---------- DATASET

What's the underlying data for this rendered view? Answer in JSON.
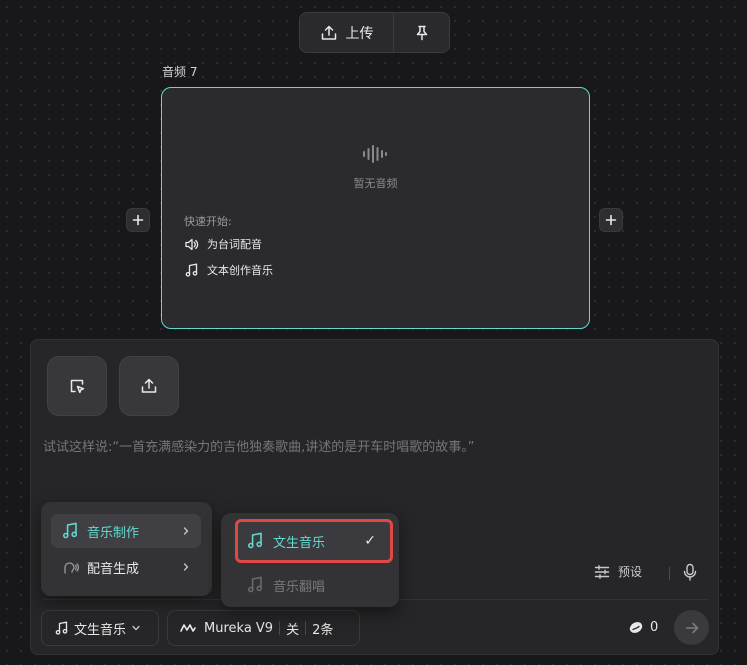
{
  "toolbar": {
    "upload_label": "上传"
  },
  "node": {
    "title": "音频 7",
    "empty_text": "暂无音频",
    "quick_start_title": "快速开始:",
    "quick_items": [
      {
        "label": "为台词配音",
        "icon": "speaker-icon"
      },
      {
        "label": "文本创作音乐",
        "icon": "music-note-icon"
      }
    ]
  },
  "composer": {
    "placeholder": "试试这样说:“一首充满感染力的吉他独奏歌曲,讲述的是开车时唱歌的故事。”",
    "preset_label": "预设",
    "mode_label": "文生音乐",
    "model_name": "Mureka V9",
    "model_toggle": "关",
    "count_label": "2条",
    "credits": "0"
  },
  "menu_category": {
    "items": [
      {
        "label": "音乐制作",
        "active": true,
        "icon": "music-note-icon"
      },
      {
        "label": "配音生成",
        "active": false,
        "icon": "voice-icon"
      }
    ]
  },
  "menu_music": {
    "items": [
      {
        "label": "文生音乐",
        "selected": true,
        "check": "✓"
      },
      {
        "label": "音乐翻唱",
        "selected": false
      }
    ]
  },
  "colors": {
    "accent_teal": "#62d8cf",
    "highlight_red": "#e04848",
    "background": "#18181a"
  }
}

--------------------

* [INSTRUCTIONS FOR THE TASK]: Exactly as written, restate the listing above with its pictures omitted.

* [RESULT OF THE TASK]:
What's the underlying data for this rendered view? Answer in JSON.
{
  "toolbar": {
    "upload_label": "上传"
  },
  "node": {
    "title": "音频 7",
    "empty_text": "暂无音频",
    "quick_start_title": "快速开始:",
    "quick_items": [
      {
        "label": "为台词配音",
        "icon": "speaker-icon"
      },
      {
        "label": "文本创作音乐",
        "icon": "music-note-icon"
      }
    ]
  },
  "composer": {
    "placeholder": "试试这样说:“一首充满感染力的吉他独奏歌曲,讲述的是开车时唱歌的故事。”",
    "preset_label": "预设",
    "mode_label": "文生音乐",
    "model_name": "Mureka V9",
    "model_toggle": "关",
    "count_label": "2条",
    "credits": "0"
  },
  "menu_category": {
    "items": [
      {
        "label": "音乐制作",
        "active": true,
        "icon": "music-note-icon"
      },
      {
        "label": "配音生成",
        "active": false,
        "icon": "voice-icon"
      }
    ]
  },
  "menu_music": {
    "items": [
      {
        "label": "文生音乐",
        "selected": true,
        "check": "✓"
      },
      {
        "label": "音乐翻唱",
        "selected": false
      }
    ]
  },
  "colors": {
    "accent_teal": "#62d8cf",
    "highlight_red": "#e04848",
    "background": "#18181a"
  }
}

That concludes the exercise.